● WHAT IS REQUIRED:
All of the data below should be printed again exactly, pictures excluded.

● THE INPUT:
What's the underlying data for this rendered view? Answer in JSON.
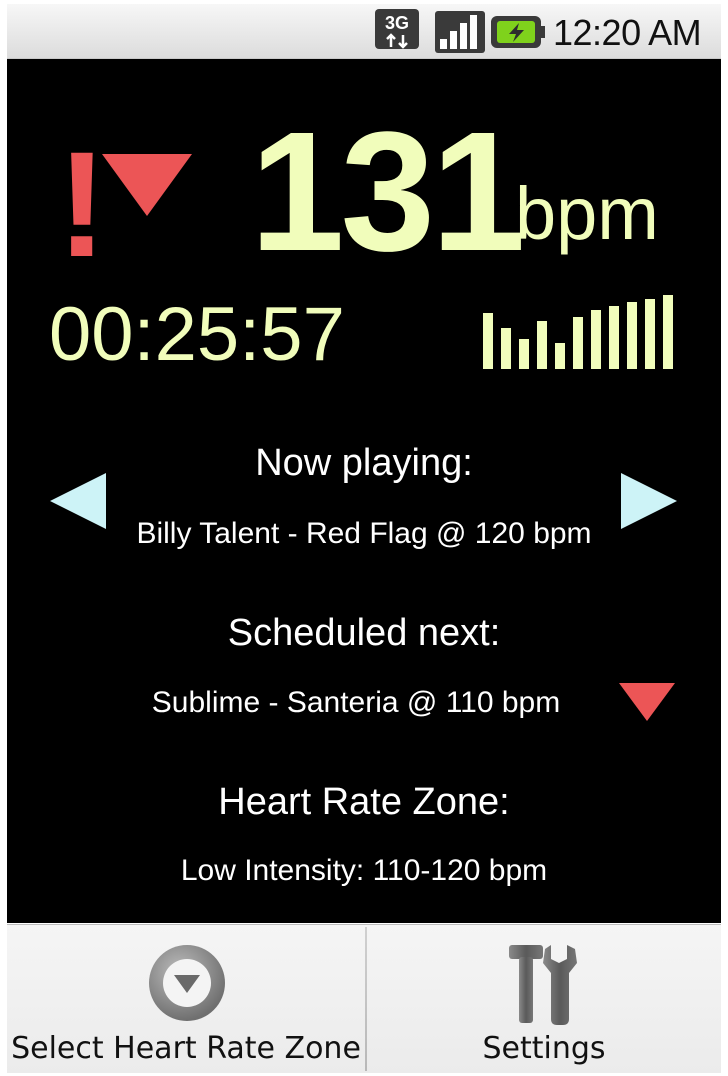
{
  "status_bar": {
    "network_icon": "3g-data-icon",
    "signal_icon": "signal-strength-icon",
    "battery_icon": "battery-charging-icon",
    "time": "12:20 AM"
  },
  "workout": {
    "alert_symbol": "!",
    "alert_direction_icon": "down-arrow-icon",
    "heart_rate_value": "131",
    "heart_rate_unit": "bpm",
    "elapsed_time": "00:25:57",
    "level_meter_icon": "level-meter-icon",
    "level_meter_bars": [
      0.75,
      0.55,
      0.4,
      0.65,
      0.35,
      0.7,
      0.8,
      0.85,
      0.9,
      0.95,
      1.0
    ]
  },
  "now_playing": {
    "heading": "Now playing:",
    "track": "Billy Talent - Red Flag @ 120 bpm",
    "prev_icon": "previous-track-icon",
    "next_icon": "next-track-icon"
  },
  "scheduled_next": {
    "heading": "Scheduled next:",
    "track": "Sublime - Santeria @ 110 bpm",
    "tempo_icon": "tempo-down-icon"
  },
  "zone": {
    "heading": "Heart Rate Zone:",
    "value": "Low Intensity: 110-120 bpm"
  },
  "menu": {
    "items": [
      {
        "label": "Select Heart Rate Zone",
        "icon": "dropdown-circle-icon"
      },
      {
        "label": "Settings",
        "icon": "tools-icon"
      }
    ]
  },
  "colors": {
    "accent_value": "#f1fdbb",
    "alert_red": "#ec5556",
    "nav_arrow": "#cdf3f7",
    "background": "#000000"
  }
}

● WORKED SOLUTION:
What's the underlying data for this rendered view? Answer in JSON.
{
  "status_bar": {
    "network_icon": "3g-data-icon",
    "signal_icon": "signal-strength-icon",
    "battery_icon": "battery-charging-icon",
    "time": "12:20 AM"
  },
  "workout": {
    "alert_symbol": "!",
    "alert_direction_icon": "down-arrow-icon",
    "heart_rate_value": "131",
    "heart_rate_unit": "bpm",
    "elapsed_time": "00:25:57",
    "level_meter_icon": "level-meter-icon",
    "level_meter_bars": [
      0.75,
      0.55,
      0.4,
      0.65,
      0.35,
      0.7,
      0.8,
      0.85,
      0.9,
      0.95,
      1.0
    ]
  },
  "now_playing": {
    "heading": "Now playing:",
    "track": "Billy Talent - Red Flag @ 120 bpm",
    "prev_icon": "previous-track-icon",
    "next_icon": "next-track-icon"
  },
  "scheduled_next": {
    "heading": "Scheduled next:",
    "track": "Sublime - Santeria @ 110 bpm",
    "tempo_icon": "tempo-down-icon"
  },
  "zone": {
    "heading": "Heart Rate Zone:",
    "value": "Low Intensity: 110-120 bpm"
  },
  "menu": {
    "items": [
      {
        "label": "Select Heart Rate Zone",
        "icon": "dropdown-circle-icon"
      },
      {
        "label": "Settings",
        "icon": "tools-icon"
      }
    ]
  },
  "colors": {
    "accent_value": "#f1fdbb",
    "alert_red": "#ec5556",
    "nav_arrow": "#cdf3f7",
    "background": "#000000"
  }
}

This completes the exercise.